▸ WHAT IS EXPECTED
All records should be written out again exactly.

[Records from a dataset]
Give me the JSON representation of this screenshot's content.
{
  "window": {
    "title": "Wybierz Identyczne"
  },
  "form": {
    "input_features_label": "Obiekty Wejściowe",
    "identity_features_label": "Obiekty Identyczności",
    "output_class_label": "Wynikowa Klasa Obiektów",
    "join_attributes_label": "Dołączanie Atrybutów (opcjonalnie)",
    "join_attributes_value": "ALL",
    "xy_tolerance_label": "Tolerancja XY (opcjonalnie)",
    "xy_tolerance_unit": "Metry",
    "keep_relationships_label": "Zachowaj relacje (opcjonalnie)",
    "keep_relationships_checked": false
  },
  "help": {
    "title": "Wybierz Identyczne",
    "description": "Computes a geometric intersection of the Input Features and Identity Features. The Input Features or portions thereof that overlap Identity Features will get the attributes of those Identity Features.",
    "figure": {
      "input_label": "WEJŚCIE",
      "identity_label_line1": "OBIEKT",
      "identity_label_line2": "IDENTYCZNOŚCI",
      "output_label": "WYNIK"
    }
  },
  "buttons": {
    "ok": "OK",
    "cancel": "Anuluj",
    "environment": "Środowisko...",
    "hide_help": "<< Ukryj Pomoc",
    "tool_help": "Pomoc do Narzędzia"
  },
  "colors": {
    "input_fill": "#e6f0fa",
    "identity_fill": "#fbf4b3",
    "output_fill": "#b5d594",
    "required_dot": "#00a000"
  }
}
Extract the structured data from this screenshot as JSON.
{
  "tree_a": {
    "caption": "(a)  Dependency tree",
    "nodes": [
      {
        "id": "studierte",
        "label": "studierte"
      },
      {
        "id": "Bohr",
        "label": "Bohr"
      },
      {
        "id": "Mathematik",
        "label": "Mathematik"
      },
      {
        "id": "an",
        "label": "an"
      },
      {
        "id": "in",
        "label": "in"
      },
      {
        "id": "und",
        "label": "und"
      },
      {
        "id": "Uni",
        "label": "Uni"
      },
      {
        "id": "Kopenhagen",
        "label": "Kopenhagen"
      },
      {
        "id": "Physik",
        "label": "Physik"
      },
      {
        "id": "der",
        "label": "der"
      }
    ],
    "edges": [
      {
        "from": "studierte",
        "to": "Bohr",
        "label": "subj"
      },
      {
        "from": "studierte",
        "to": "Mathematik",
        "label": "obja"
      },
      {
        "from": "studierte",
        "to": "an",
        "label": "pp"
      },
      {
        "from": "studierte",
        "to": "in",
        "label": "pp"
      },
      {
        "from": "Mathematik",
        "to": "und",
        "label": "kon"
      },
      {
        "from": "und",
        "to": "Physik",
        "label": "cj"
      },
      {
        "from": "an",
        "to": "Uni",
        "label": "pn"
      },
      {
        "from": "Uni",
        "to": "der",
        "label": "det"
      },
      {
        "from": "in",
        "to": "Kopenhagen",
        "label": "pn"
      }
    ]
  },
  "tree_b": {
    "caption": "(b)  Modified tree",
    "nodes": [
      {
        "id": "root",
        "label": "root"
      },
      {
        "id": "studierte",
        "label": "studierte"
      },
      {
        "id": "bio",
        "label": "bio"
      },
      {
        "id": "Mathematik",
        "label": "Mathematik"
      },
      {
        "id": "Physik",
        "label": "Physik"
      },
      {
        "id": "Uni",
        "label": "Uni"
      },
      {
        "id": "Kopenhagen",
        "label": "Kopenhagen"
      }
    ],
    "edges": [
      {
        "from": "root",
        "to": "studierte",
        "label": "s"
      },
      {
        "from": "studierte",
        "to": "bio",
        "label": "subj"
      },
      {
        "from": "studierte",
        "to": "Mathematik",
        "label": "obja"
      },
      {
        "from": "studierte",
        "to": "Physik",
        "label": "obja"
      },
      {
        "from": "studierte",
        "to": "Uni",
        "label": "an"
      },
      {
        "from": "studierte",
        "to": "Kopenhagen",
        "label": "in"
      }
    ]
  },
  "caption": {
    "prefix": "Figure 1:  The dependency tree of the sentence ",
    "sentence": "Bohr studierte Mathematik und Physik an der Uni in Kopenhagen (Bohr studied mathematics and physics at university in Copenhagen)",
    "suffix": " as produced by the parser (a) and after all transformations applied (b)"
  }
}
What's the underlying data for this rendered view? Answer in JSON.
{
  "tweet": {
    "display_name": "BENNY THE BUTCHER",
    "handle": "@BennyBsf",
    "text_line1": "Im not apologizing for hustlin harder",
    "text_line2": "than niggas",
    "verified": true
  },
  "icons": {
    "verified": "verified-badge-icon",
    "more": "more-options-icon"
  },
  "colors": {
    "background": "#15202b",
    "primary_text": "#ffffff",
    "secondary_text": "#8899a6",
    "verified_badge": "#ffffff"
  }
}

▸ RESPONSE FOR THIS EXERCISE
Give me the JSON representation of this screenshot's content.
{
  "window": {
    "title": "Wybierz Identyczne"
  },
  "form": {
    "input_features_label": "Obiekty Wejściowe",
    "identity_features_label": "Obiekty Identyczności",
    "output_class_label": "Wynikowa Klasa Obiektów",
    "join_attributes_label": "Dołączanie Atrybutów (opcjonalnie)",
    "join_attributes_value": "ALL",
    "xy_tolerance_label": "Tolerancja XY (opcjonalnie)",
    "xy_tolerance_unit": "Metry",
    "keep_relationships_label": "Zachowaj relacje (opcjonalnie)",
    "keep_relationships_checked": false
  },
  "help": {
    "title": "Wybierz Identyczne",
    "description": "Computes a geometric intersection of the Input Features and Identity Features. The Input Features or portions thereof that overlap Identity Features will get the attributes of those Identity Features.",
    "figure": {
      "input_label": "WEJŚCIE",
      "identity_label_line1": "OBIEKT",
      "identity_label_line2": "IDENTYCZNOŚCI",
      "output_label": "WYNIK"
    }
  },
  "buttons": {
    "ok": "OK",
    "cancel": "Anuluj",
    "environment": "Środowisko...",
    "hide_help": "<< Ukryj Pomoc",
    "tool_help": "Pomoc do Narzędzia"
  },
  "colors": {
    "input_fill": "#e6f0fa",
    "identity_fill": "#fbf4b3",
    "output_fill": "#b5d594",
    "required_dot": "#00a000"
  }
}
Extract the structured data from this screenshot as JSON.
{
  "tree_a": {
    "caption": "(a)  Dependency tree",
    "nodes": [
      {
        "id": "studierte",
        "label": "studierte"
      },
      {
        "id": "Bohr",
        "label": "Bohr"
      },
      {
        "id": "Mathematik",
        "label": "Mathematik"
      },
      {
        "id": "an",
        "label": "an"
      },
      {
        "id": "in",
        "label": "in"
      },
      {
        "id": "und",
        "label": "und"
      },
      {
        "id": "Uni",
        "label": "Uni"
      },
      {
        "id": "Kopenhagen",
        "label": "Kopenhagen"
      },
      {
        "id": "Physik",
        "label": "Physik"
      },
      {
        "id": "der",
        "label": "der"
      }
    ],
    "edges": [
      {
        "from": "studierte",
        "to": "Bohr",
        "label": "subj"
      },
      {
        "from": "studierte",
        "to": "Mathematik",
        "label": "obja"
      },
      {
        "from": "studierte",
        "to": "an",
        "label": "pp"
      },
      {
        "from": "studierte",
        "to": "in",
        "label": "pp"
      },
      {
        "from": "Mathematik",
        "to": "und",
        "label": "kon"
      },
      {
        "from": "und",
        "to": "Physik",
        "label": "cj"
      },
      {
        "from": "an",
        "to": "Uni",
        "label": "pn"
      },
      {
        "from": "Uni",
        "to": "der",
        "label": "det"
      },
      {
        "from": "in",
        "to": "Kopenhagen",
        "label": "pn"
      }
    ]
  },
  "tree_b": {
    "caption": "(b)  Modified tree",
    "nodes": [
      {
        "id": "root",
        "label": "root"
      },
      {
        "id": "studierte",
        "label": "studierte"
      },
      {
        "id": "bio",
        "label": "bio"
      },
      {
        "id": "Mathematik",
        "label": "Mathematik"
      },
      {
        "id": "Physik",
        "label": "Physik"
      },
      {
        "id": "Uni",
        "label": "Uni"
      },
      {
        "id": "Kopenhagen",
        "label": "Kopenhagen"
      }
    ],
    "edges": [
      {
        "from": "root",
        "to": "studierte",
        "label": "s"
      },
      {
        "from": "studierte",
        "to": "bio",
        "label": "subj"
      },
      {
        "from": "studierte",
        "to": "Mathematik",
        "label": "obja"
      },
      {
        "from": "studierte",
        "to": "Physik",
        "label": "obja"
      },
      {
        "from": "studierte",
        "to": "Uni",
        "label": "an"
      },
      {
        "from": "studierte",
        "to": "Kopenhagen",
        "label": "in"
      }
    ]
  },
  "caption": {
    "prefix": "Figure 1:  The dependency tree of the sentence ",
    "sentence": "Bohr studierte Mathematik und Physik an der Uni in Kopenhagen (Bohr studied mathematics and physics at university in Copenhagen)",
    "suffix": " as produced by the parser (a) and after all transformations applied (b)"
  }
}
What's the underlying data for this rendered view? Answer in JSON.
{
  "tweet": {
    "display_name": "BENNY THE BUTCHER",
    "handle": "@BennyBsf",
    "text_line1": "Im not apologizing for hustlin harder",
    "text_line2": "than niggas",
    "verified": true
  },
  "icons": {
    "verified": "verified-badge-icon",
    "more": "more-options-icon"
  },
  "colors": {
    "background": "#15202b",
    "primary_text": "#ffffff",
    "secondary_text": "#8899a6",
    "verified_badge": "#ffffff"
  }
}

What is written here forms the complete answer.